Zach Brumbalow, son of Cumming Mayor Troy Brumbalow and a Central alum, brought the idea back to the high school after he took part in a similar build at Mercer University this spring. He said Mercer students are planning another later in the month.

“We live somewhere that is way too blessed to not do anything, so to see such a large group of kids that are really ready to go all in on that is something that is really special to see,” Brumbalow said.

Troy Brumbalow also got involved in the project by helping find donors of several of the cars after the Brumbalows delivered one in August.

Skorich said working on the cars was a good hands-on experience for the students that can’t be replicated in a textbook or test.

“Part of being an engineer is using your ingenuity to fix problems on the fly, not remember stuff out of a textbook or anything like that,” he said. “So, there have been several problems today where the kids were like, ‘Well, how am I going to do this, and I look at them like, ‘Well, that’s kind of why you’re here, to figure that out. Not just for me to tell you what to do.’”

The other benefit, Skorich said, was getting the students involved in the community, which he said can be an issue sometimes for youth.

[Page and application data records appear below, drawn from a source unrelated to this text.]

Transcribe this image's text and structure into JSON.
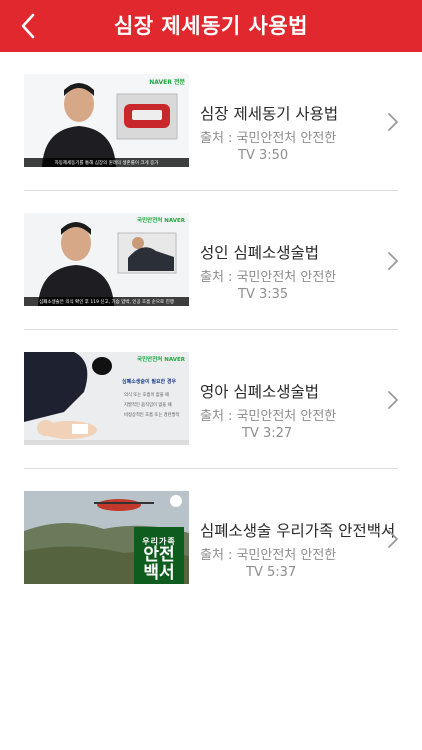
{
  "header": {
    "title": "심장 제세동기 사용법",
    "back_icon": "chevron-left-icon"
  },
  "videos": [
    {
      "title": "심장 제세동기 사용법",
      "source_label": "출처 :",
      "source": "국민안전처 안전한",
      "duration": "TV 3:50",
      "thumb_logo": "NAVER 전문",
      "thumb_caption": "자동제세동기를 통해 심장의 원래의 생존률이 크게 증가"
    },
    {
      "title": "성인 심폐소생술법",
      "source_label": "출처  :",
      "source": "국민안전처 안전한",
      "duration": "TV 3:35",
      "thumb_logo": "국민안전처 NAVER",
      "thumb_caption": "심폐소생술은 의식 확인 후 119 신고, 가슴 압박, 인공 호흡 순으로 진행"
    },
    {
      "title": "영아 심폐소생술법",
      "source_label": "출처  :",
      "source": "국민안전처 안전한",
      "duration": "TV 3:27",
      "thumb_logo": "국민안전처 NAVER",
      "thumb_heading": "심폐소생술이 필요한 경우",
      "thumb_points": [
        "의식 또는 호흡이 없을 때",
        "지발적인 움직임이 없을 때",
        "비정상적인 호흡 또는 경련발작"
      ]
    },
    {
      "title": "심폐소생술 우리가족 안전백서",
      "source_label": "출처  :",
      "source": "국민안전처 안전한",
      "duration": "TV 5:37",
      "thumb_overlay_small": "우리가족",
      "thumb_overlay_big": "안전백서"
    }
  ],
  "colors": {
    "accent": "#e0282e",
    "text": "#2a2a2a",
    "muted": "#8e8e8e"
  }
}
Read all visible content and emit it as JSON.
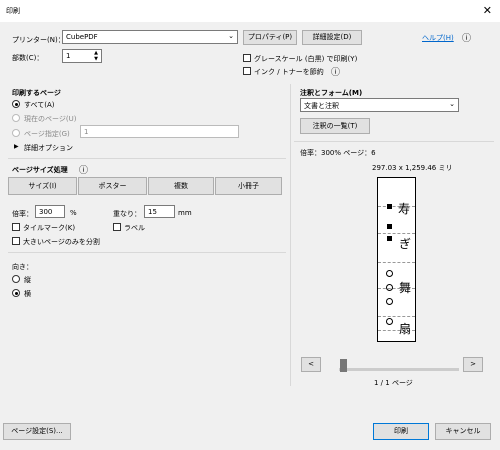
{
  "title": "印刷",
  "printer": {
    "label": "プリンター(N)：",
    "value": "CubePDF",
    "properties": "プロパティ(P)",
    "advanced": "詳細設定(D)"
  },
  "help": "ヘルプ(H)",
  "copies": {
    "label": "部数(C)：",
    "value": "1"
  },
  "grayscale": "グレースケール (白黒) で印刷(Y)",
  "save_ink": "インク / トナーを節約",
  "pages": {
    "title": "印刷するページ",
    "all": "すべて(A)",
    "current": "現在のページ(U)",
    "specify": "ページ指定(G)",
    "range": "1",
    "more": "詳細オプション"
  },
  "sizing": {
    "title": "ページサイズ処理",
    "size": "サイズ(I)",
    "poster": "ポスター",
    "multiple": "複数",
    "booklet": "小冊子",
    "scale_label": "倍率：",
    "scale_value": "300",
    "scale_unit": "%",
    "overlap_label": "重なり：",
    "overlap_value": "15",
    "overlap_unit": "mm",
    "tile_marks": "タイルマーク(K)",
    "labels": "ラベル",
    "large_only": "大きいページのみを分割"
  },
  "orientation": {
    "title": "向き：",
    "portrait": "縦",
    "landscape": "横"
  },
  "comments": {
    "title": "注釈とフォーム(M)",
    "value": "文書と注釈",
    "list_button": "注釈の一覧(T)"
  },
  "preview": {
    "info": "倍率：300% ページ：6",
    "size": "297.03 x 1,259.46 ミリ",
    "page_indicator": "1 / 1 ページ",
    "chars": [
      "寿",
      "ぎ",
      "舞",
      "扇"
    ],
    "prev": "<",
    "next": ">"
  },
  "footer": {
    "page_setup": "ページ設定(S)...",
    "print": "印刷",
    "cancel": "キャンセル"
  }
}
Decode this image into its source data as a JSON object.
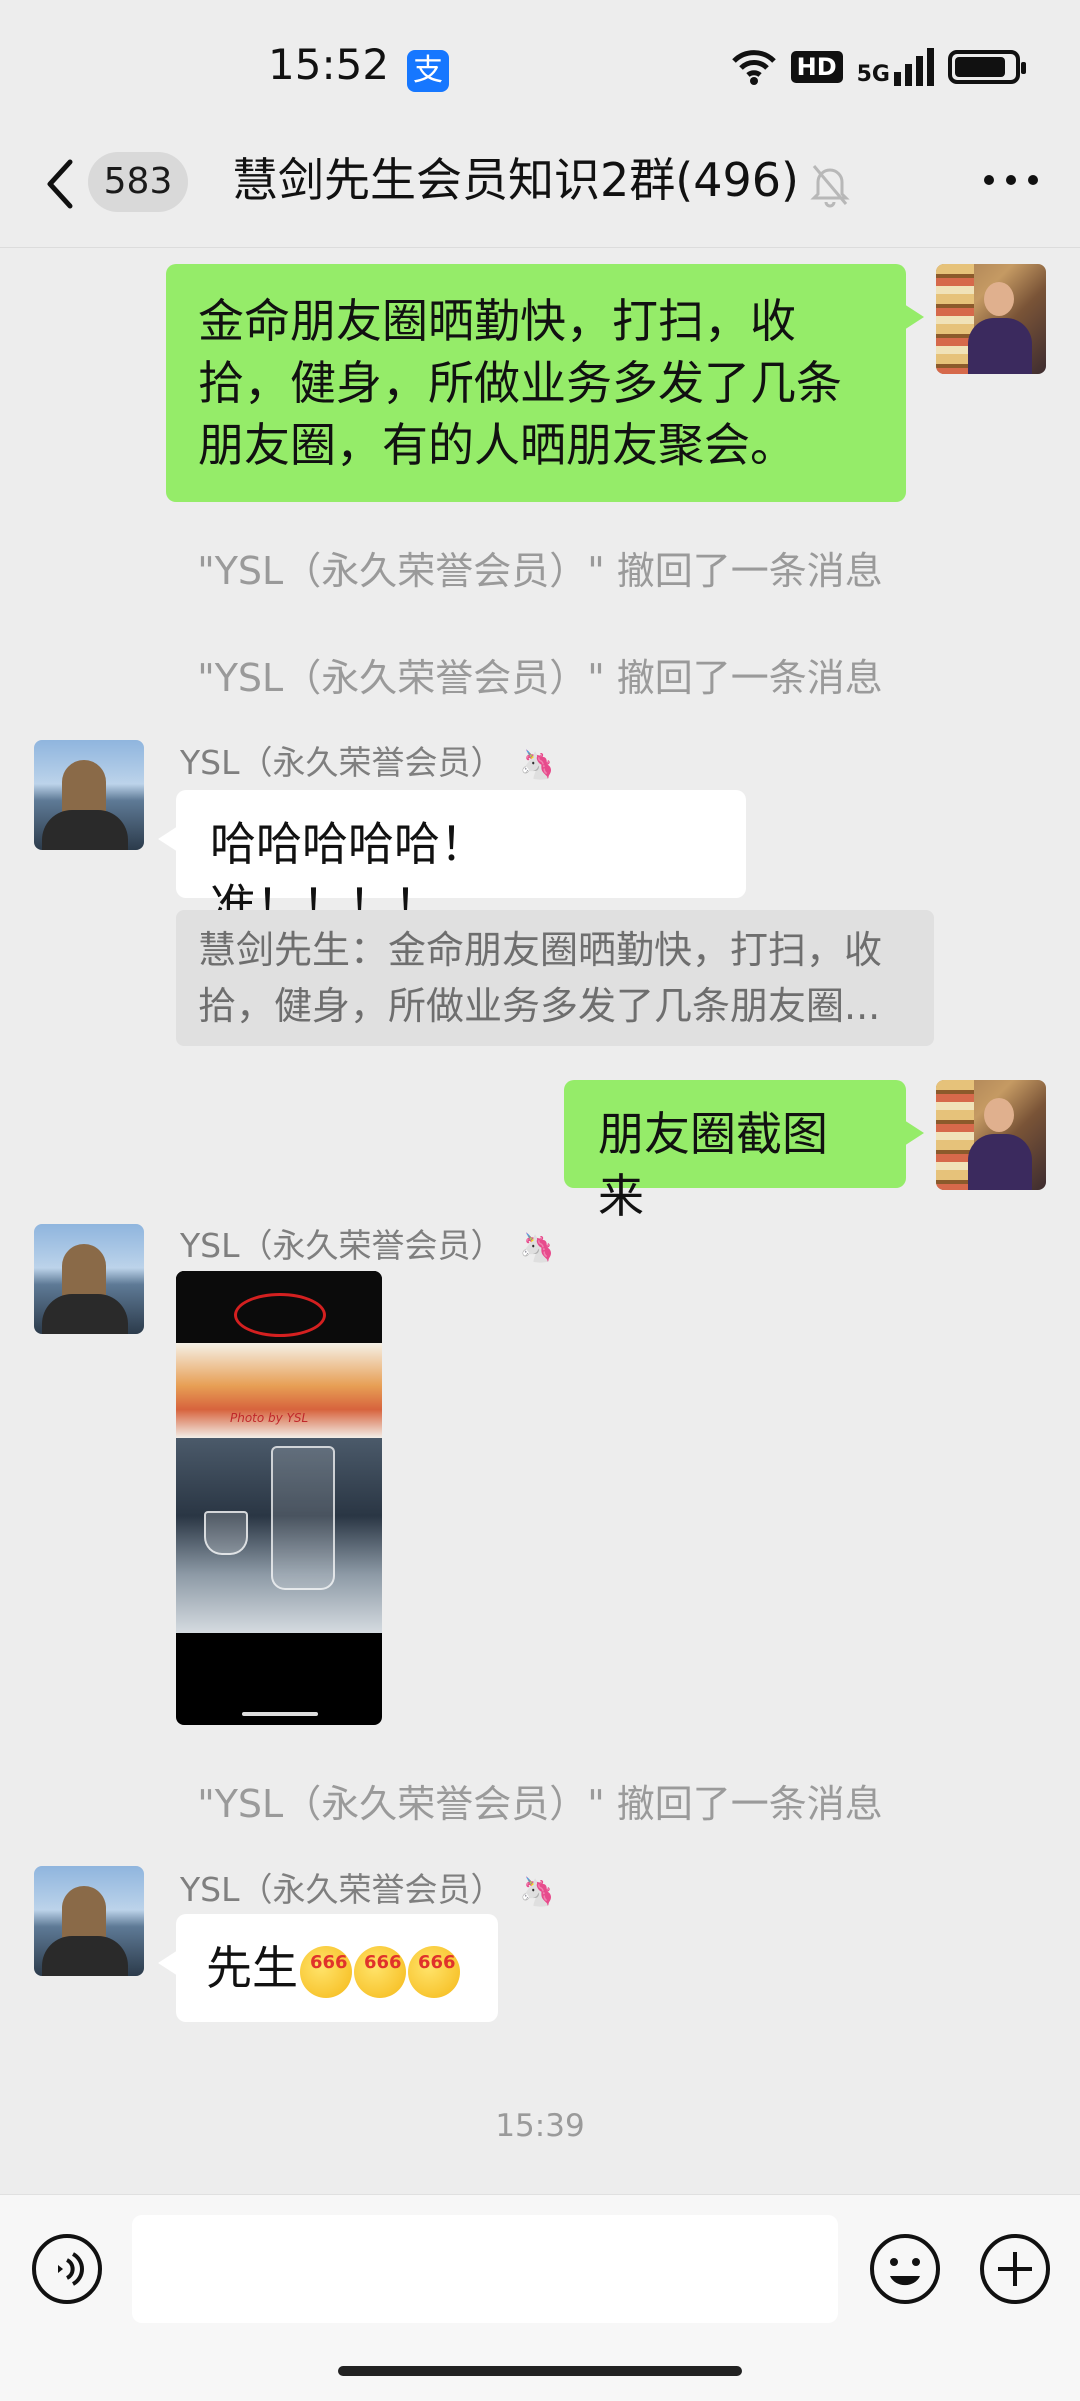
{
  "status_bar": {
    "time": "15:52",
    "alipay_icon_label": "支",
    "hd": "HD",
    "network": "5G",
    "battery_percent": 90
  },
  "nav": {
    "unread_count": "583",
    "title": "慧剑先生会员知识2群(496)"
  },
  "messages": {
    "m1": {
      "text": "金命朋友圈晒勤快，打扫，收拾，健身，所做业务多发了几条朋友圈，有的人晒朋友聚会。"
    },
    "recall_1": "\"YSL（永久荣誉会员）\" 撤回了一条消息",
    "recall_2": "\"YSL（永久荣誉会员）\" 撤回了一条消息",
    "m2": {
      "sender": "YSL（永久荣誉会员）",
      "text": "哈哈哈哈哈！准！！！！",
      "quote": "慧剑先生：金命朋友圈晒勤快，打扫，收拾，健身，所做业务多发了几条朋友圈..."
    },
    "m3": {
      "text": "朋友圈截图来"
    },
    "m4": {
      "sender": "YSL（永久荣誉会员）",
      "image_caption": "Photo by YSL"
    },
    "recall_3": "\"YSL（永久荣誉会员）\" 撤回了一条消息",
    "m5": {
      "sender": "YSL（永久荣誉会员）",
      "text": "先生",
      "emoji_badge": "666"
    }
  },
  "time_divider": "15:39",
  "input": {
    "value": "",
    "placeholder": ""
  },
  "icons": [
    "back-chevron-icon",
    "mute-bell-icon",
    "more-dots-icon",
    "voice-icon",
    "emoji-icon",
    "plus-icon",
    "unicorn-badge-icon"
  ],
  "colors": {
    "my_bubble": "#95ec69",
    "other_bubble": "#ffffff",
    "background": "#ededed",
    "alipay_blue": "#1677ff"
  }
}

“They spend so much time in the building that they really don’t realize that… when you get out of high school and when you get out of college, you become part of the community and it’s up to you to determine whether that community is a good community or a bad community,” Skorich said.

Gangwish appeared to have learned something from both of those lessons. He said he enjoyed working with the parents and kids and called the hands-on work “a lot of really fast problem-solving.”

“The kids are really sweet,” Gangwish said. “They’re really nice kids. They’re all really happy to be here. I think they’re going to be really excited about getting their car. And the parents are super helpful because we don’t knowthe full extent of how well they function in these kinds of cars, so they’ve been helping us out a lot, making sure that everything is the right fit for these kids.”